And as I stood there contemplating what to do next, looking around at the other trailers hoping for a clue to resolving this dilemma, I realized I have none of the normal equipment used once I got it to where I was taking it.  Pieces of 2x4's are not good wheel blocks, the jacks needed to level the trailer are missing important pieces, nor do I have any of the necessary hoses or plugs to connect up.  I have the adapter plug for the wiring from trailer to tow vehicle, but not sure about the trailer brakes. Um, do I HAVE trailer brakes?  What kind of hose do I need for the sewer connection?  Oh.  The bathroom needs water first.  What kind of .....

No.  Wait.  Back up.  The only  brakes I need to use are the ones in my mind.   Today's problem is how do I get the block changed under the tongue jack so I can raise the tongue up high enough to fit over the hitch ball.  Then I can move on to the other questions...

And spend a minute thanking all those people who took care of this stuff for me in the past, when I didn't even know to thank them!

Wednesday, May 27, 2015

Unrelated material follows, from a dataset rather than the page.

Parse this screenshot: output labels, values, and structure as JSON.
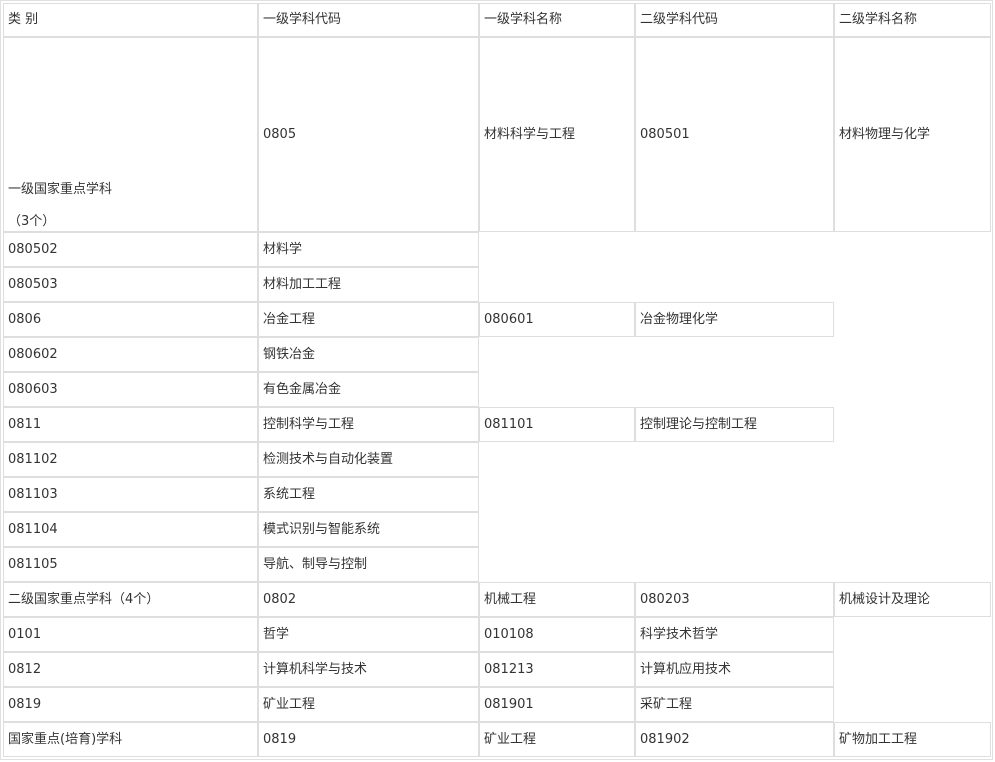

The Dark Side...

Not Star Wars..

I have spent hours planning and designing my new little home - collecting ideas on Pinterest and a list of materials I might like to use.  That is the fun part.  Renovate, refurbish, remodel, restore?

The other aspect, however, of tiny house living is down-sizing.  SERIOUS down-sizing.  And since I came in the "back door" so to speak  of this new life style, I'm not sure if it is temporary or permanent.  So for now I am "making piles" - give away/throw away/donate; trailer living requirements; and those things I would want in a more traditional home were I to return to one.  Heirloom furniture, unique Christmas decorations, those incredible oil paintings Gram did, family photos, and an extensive library.  I am a book nut.  That stuff is labelled "KEEP"!!!  My current plan it to set up bookshelves in  storage so they are easy to get to and I can rotate my "on-board" collection periodically.

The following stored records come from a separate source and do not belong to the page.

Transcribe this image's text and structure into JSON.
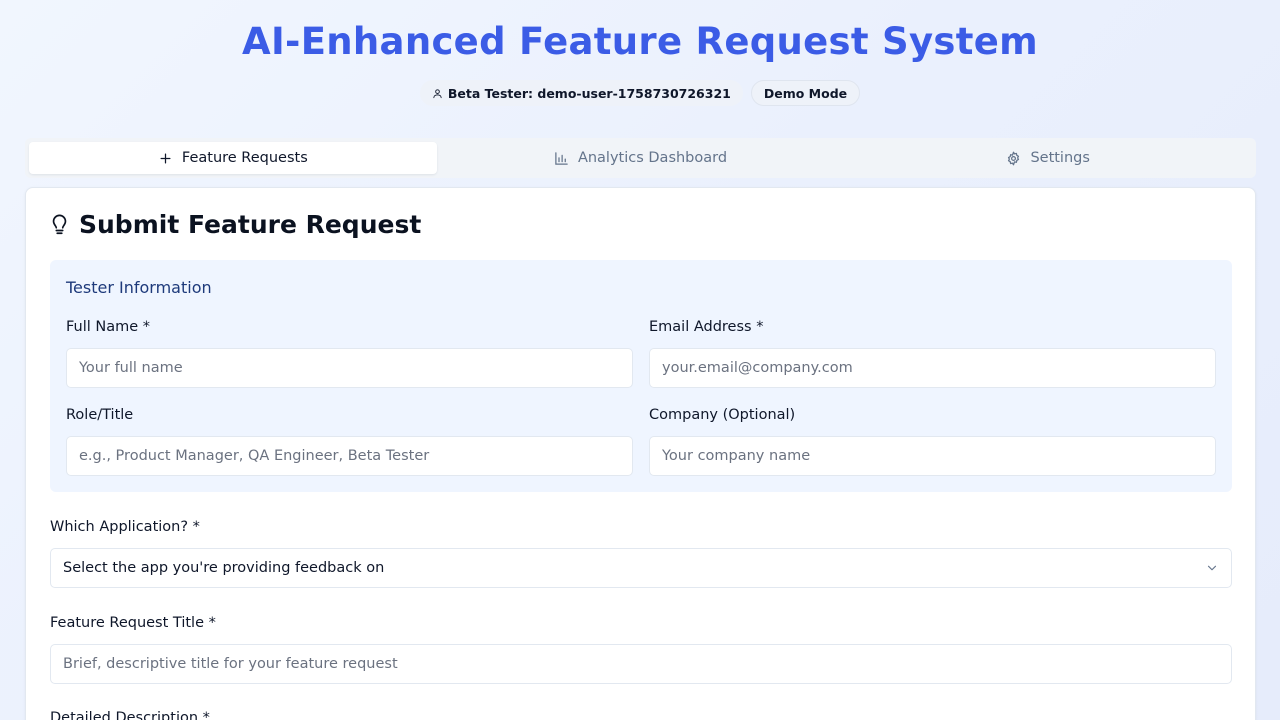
{
  "header": {
    "title": "AI-Enhanced Feature Request System",
    "tester_badge": "Beta Tester: demo-user-1758730726321",
    "mode_badge": "Demo Mode"
  },
  "tabs": [
    {
      "label": "Feature Requests",
      "icon": "plus-icon",
      "active": true
    },
    {
      "label": "Analytics Dashboard",
      "icon": "bar-chart-icon",
      "active": false
    },
    {
      "label": "Settings",
      "icon": "gear-icon",
      "active": false
    }
  ],
  "form": {
    "title": "Submit Feature Request",
    "tester_info": {
      "heading": "Tester Information",
      "full_name": {
        "label": "Full Name *",
        "placeholder": "Your full name",
        "value": ""
      },
      "email": {
        "label": "Email Address *",
        "placeholder": "your.email@company.com",
        "value": ""
      },
      "role": {
        "label": "Role/Title",
        "placeholder": "e.g., Product Manager, QA Engineer, Beta Tester",
        "value": ""
      },
      "company": {
        "label": "Company (Optional)",
        "placeholder": "Your company name",
        "value": ""
      }
    },
    "application": {
      "label": "Which Application? *",
      "selected": "Select the app you're providing feedback on"
    },
    "request_title": {
      "label": "Feature Request Title *",
      "placeholder": "Brief, descriptive title for your feature request",
      "value": ""
    },
    "description": {
      "label": "Detailed Description *"
    }
  },
  "colors": {
    "accent": "#3b5ce6",
    "tester_box_bg": "#eff5ff",
    "tester_heading": "#1e3a7b"
  }
}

Again, since I am approaching this from a financial angle rather than an ideological one - I have STUFF.  Two large storage units of stuff.  The one here has a lot more temporary and outdoors items than the one in Idaho, but there still is stuff. 

And there is the trash/treasure thing - I was so excited about those window sashes I collected for my greenhouse I had planned to make - but how do I find a home for them with another enthusiast?  Habitat Restore said they simply didn't have the room for them because of the HUGE variation in window sizes for homes that might use them.  And there are other building materials.  Maybe they could be repurposed into my new home, or...

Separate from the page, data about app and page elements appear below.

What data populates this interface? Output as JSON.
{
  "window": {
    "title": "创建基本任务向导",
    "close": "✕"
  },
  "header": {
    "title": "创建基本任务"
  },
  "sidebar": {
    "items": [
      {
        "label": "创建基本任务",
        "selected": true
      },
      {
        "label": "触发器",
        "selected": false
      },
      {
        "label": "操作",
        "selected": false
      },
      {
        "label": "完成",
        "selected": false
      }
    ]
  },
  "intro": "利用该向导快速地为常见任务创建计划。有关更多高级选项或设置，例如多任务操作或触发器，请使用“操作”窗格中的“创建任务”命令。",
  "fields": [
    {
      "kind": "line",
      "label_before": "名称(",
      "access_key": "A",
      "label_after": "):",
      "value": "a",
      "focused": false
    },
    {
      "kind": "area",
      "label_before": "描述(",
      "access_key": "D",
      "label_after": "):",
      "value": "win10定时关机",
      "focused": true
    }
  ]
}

I have a fun collection of gently to well-used tools.  Is that a Craigslist item?  I have a phone, but being "house mobile"  and them being in a storage unit adds another layer of difficulty.

And just how many suitcases does one person need?  Or clothes?  Certainly I will be living somewhere with a much broader range of seasons, but how do I make sure they are stored properly when not in use?  I'm pretty sure I will be joining the ranks of snowbirds for a bit, and just how many sweaters do you need in that case?  Or coats.  Maybe those go into the donate pile, and I get to rotate my wardrobe as I discover thrift store treasures and unique designs along the way.

Lawnmower, weed eater, and garden cart.  Portable dishwasher.  Sure I could put that in the trailer, but that is a electrical/water/wastewater nightmare for my little home.  And there really isn't room for enough dishes to make it worth the space I'd lose.

Now what to do about that rain barrel...